— Task instructions —
Which of the lines in the data below contain the string "value"? Copy each of them.

Page and application data records:
====================
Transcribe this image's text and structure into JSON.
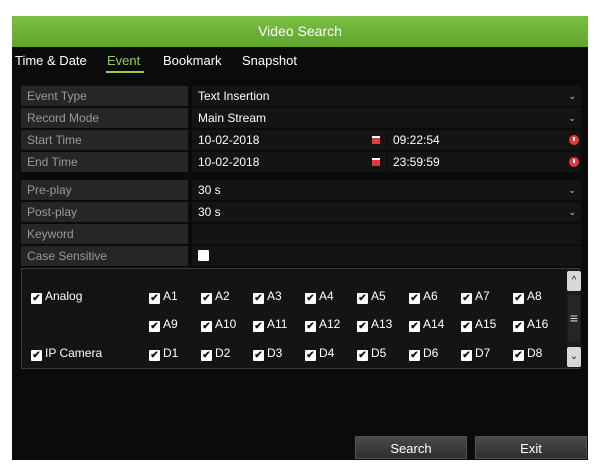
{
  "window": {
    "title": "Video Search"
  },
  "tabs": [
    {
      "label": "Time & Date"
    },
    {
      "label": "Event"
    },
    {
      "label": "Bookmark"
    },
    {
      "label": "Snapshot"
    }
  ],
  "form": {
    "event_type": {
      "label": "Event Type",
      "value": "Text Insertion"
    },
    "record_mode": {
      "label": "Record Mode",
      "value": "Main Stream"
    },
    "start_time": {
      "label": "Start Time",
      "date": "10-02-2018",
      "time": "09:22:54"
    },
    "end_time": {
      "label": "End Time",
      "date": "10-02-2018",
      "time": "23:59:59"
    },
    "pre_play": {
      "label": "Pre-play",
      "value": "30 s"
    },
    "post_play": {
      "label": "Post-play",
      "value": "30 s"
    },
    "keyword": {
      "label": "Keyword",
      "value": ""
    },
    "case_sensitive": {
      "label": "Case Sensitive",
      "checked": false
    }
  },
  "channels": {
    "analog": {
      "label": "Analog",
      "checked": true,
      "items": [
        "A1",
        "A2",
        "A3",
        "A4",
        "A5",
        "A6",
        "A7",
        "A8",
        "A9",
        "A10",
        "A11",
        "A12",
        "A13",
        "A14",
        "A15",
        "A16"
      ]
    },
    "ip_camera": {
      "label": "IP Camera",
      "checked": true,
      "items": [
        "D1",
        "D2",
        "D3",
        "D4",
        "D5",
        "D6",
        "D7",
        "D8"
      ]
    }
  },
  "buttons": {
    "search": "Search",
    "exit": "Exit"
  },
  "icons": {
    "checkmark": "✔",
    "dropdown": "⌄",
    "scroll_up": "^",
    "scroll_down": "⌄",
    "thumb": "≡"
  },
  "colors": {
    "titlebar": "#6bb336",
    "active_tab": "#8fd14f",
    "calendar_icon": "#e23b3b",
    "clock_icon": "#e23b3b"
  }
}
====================
— Result of this task —
      "value": "Text Insertion"
      "value": "Main Stream"
      "value": "30 s"
      "value": "30 s"
      "value": ""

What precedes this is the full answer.